* _WHAT IS NEEDED_
Could every line of the data be copied out once more, exactly?

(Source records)
---*---

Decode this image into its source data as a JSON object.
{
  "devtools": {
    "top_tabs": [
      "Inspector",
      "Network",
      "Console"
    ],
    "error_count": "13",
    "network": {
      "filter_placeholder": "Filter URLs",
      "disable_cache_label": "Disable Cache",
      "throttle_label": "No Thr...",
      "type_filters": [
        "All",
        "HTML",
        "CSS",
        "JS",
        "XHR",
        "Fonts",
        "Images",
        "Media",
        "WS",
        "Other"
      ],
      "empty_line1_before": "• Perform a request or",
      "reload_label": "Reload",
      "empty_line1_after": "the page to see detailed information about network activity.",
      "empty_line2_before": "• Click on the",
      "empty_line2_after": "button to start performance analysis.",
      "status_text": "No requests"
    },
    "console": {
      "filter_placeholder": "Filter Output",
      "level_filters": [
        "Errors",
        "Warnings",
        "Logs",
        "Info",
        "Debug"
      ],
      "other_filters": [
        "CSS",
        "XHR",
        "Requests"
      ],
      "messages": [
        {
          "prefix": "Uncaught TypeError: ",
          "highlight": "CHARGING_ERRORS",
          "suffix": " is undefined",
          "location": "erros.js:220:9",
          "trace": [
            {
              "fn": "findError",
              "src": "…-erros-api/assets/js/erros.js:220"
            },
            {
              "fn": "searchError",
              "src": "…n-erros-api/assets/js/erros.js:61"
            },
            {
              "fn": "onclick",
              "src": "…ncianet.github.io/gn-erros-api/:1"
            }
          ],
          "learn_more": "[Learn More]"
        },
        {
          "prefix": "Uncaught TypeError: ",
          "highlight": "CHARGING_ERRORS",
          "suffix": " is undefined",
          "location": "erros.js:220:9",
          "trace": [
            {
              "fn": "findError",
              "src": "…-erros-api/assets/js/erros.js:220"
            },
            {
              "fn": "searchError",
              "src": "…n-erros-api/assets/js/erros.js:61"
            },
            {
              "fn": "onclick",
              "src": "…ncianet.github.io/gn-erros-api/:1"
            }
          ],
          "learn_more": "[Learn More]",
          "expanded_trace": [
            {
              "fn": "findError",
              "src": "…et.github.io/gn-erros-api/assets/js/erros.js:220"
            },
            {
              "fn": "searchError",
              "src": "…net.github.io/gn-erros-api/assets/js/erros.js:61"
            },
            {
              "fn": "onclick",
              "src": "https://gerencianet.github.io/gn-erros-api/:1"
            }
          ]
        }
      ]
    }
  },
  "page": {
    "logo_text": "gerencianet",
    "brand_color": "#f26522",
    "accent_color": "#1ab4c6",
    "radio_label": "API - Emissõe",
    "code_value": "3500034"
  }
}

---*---

* _ANSWER TO THIS EXERCISE_
Decode this image into its source data as a JSON object.
{
  "devtools": {
    "top_tabs": [
      "Inspector",
      "Network",
      "Console"
    ],
    "error_count": "13",
    "network": {
      "filter_placeholder": "Filter URLs",
      "disable_cache_label": "Disable Cache",
      "throttle_label": "No Thr...",
      "type_filters": [
        "All",
        "HTML",
        "CSS",
        "JS",
        "XHR",
        "Fonts",
        "Images",
        "Media",
        "WS",
        "Other"
      ],
      "empty_line1_before": "• Perform a request or",
      "reload_label": "Reload",
      "empty_line1_after": "the page to see detailed information about network activity.",
      "empty_line2_before": "• Click on the",
      "empty_line2_after": "button to start performance analysis.",
      "status_text": "No requests"
    },
    "console": {
      "filter_placeholder": "Filter Output",
      "level_filters": [
        "Errors",
        "Warnings",
        "Logs",
        "Info",
        "Debug"
      ],
      "other_filters": [
        "CSS",
        "XHR",
        "Requests"
      ],
      "messages": [
        {
          "prefix": "Uncaught TypeError: ",
          "highlight": "CHARGING_ERRORS",
          "suffix": " is undefined",
          "location": "erros.js:220:9",
          "trace": [
            {
              "fn": "findError",
              "src": "…-erros-api/assets/js/erros.js:220"
            },
            {
              "fn": "searchError",
              "src": "…n-erros-api/assets/js/erros.js:61"
            },
            {
              "fn": "onclick",
              "src": "…ncianet.github.io/gn-erros-api/:1"
            }
          ],
          "learn_more": "[Learn More]"
        },
        {
          "prefix": "Uncaught TypeError: ",
          "highlight": "CHARGING_ERRORS",
          "suffix": " is undefined",
          "location": "erros.js:220:9",
          "trace": [
            {
              "fn": "findError",
              "src": "…-erros-api/assets/js/erros.js:220"
            },
            {
              "fn": "searchError",
              "src": "…n-erros-api/assets/js/erros.js:61"
            },
            {
              "fn": "onclick",
              "src": "…ncianet.github.io/gn-erros-api/:1"
            }
          ],
          "learn_more": "[Learn More]",
          "expanded_trace": [
            {
              "fn": "findError",
              "src": "…et.github.io/gn-erros-api/assets/js/erros.js:220"
            },
            {
              "fn": "searchError",
              "src": "…net.github.io/gn-erros-api/assets/js/erros.js:61"
            },
            {
              "fn": "onclick",
              "src": "https://gerencianet.github.io/gn-erros-api/:1"
            }
          ]
        }
      ]
    }
  },
  "page": {
    "logo_text": "gerencianet",
    "brand_color": "#f26522",
    "accent_color": "#1ab4c6",
    "radio_label": "API - Emissõe",
    "code_value": "3500034"
  }
}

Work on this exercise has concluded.